"Someone will come and hit you on the head and you will not see anyone," said one Brighton Beach resident.
Emergency lights are set up along the boardwalk, but they're not on either.
The boardwalk brightens up right away as you move west to Coney Island, which just creates a feeling of frustration for those in Brighten Beach who say they've called and sent letters to government officials.
The city Department of Transportation says it has fixed 90 percent of the overhead boardwalk lights broken during Hurricane Sandy. It's still working with contractors on the rest, but hasn't released a timeline for finishing.

Saturday, July 6, 2013

Charging Stations Along the Boardwalk

Here is the perfect fit for those who cannot bear to be out of touch even when you are sunning on the beach (and you can't even see the phone screen because it is too sunny and you are smearing it with your sunscreen.)  Do you really want to wait for a full charge when people are standing in line behind you grumbling?

Super Deluxe Lifeguard Station

For weeks one of the new pods on the boardwalk just west of Ocean Parkway was locked up tight. With the huge crowds on the boardwalk I thought it should have been opened by now. Today I spoke to a parks department worker who told me that the pod was not a bathroom at all but was actually the new Lifeguard Station.
Maybe I was on the boardwalk too early to find any lifeguards but they should be pretty happy with the accommodations.  The green powered futuristic pods are a $4 million upgrade as part of the Hurricane Sandy disaster relief allocation. That's a lot of sunscreen.

Wednesday, July 3, 2013

So long will not be missed

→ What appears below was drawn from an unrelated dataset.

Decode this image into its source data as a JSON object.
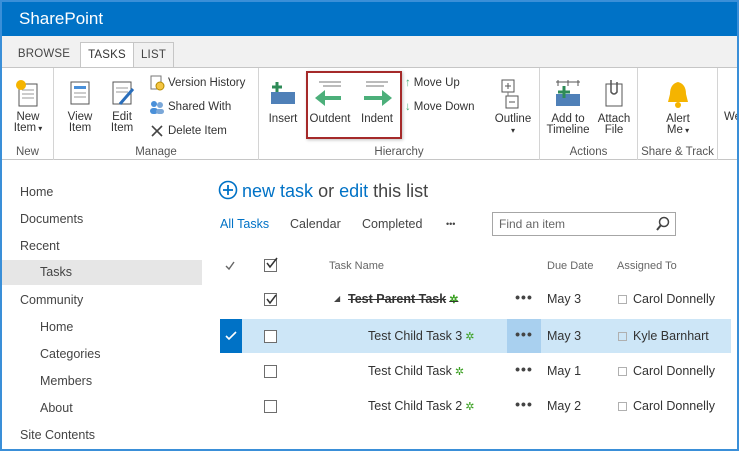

The astrotower was not one of my favorite Coney Island structures to photograph. In fact, out of the four iconic structures that soared over the amusement area the other three; Wonder Wheel, Cyclone and Parachute Jump, dominated my photo scenes. The astrotower had no character, boring lines, just a stick in the ground. Most of the time it just got in the way and it was hell to find an angle without it so I would just give up and include it with the others. But I never photographed it alone which tells how little it impressed me. You could never get a great photograph from it. However, it did produce something else. When the wind would blow in the right direction, it would make a weird moaning which was quite eerie especially during the early morning hours in the winter when the boardwalk was deserted. I found this photo that I took in 2012 and I just noticed how the tower has a distinct tilt. First thought it was it was created by the lens but not now. When it is taken down I will not miss it but I am pretty sure a replacement is already in the works because the view from the top was truly fantastic.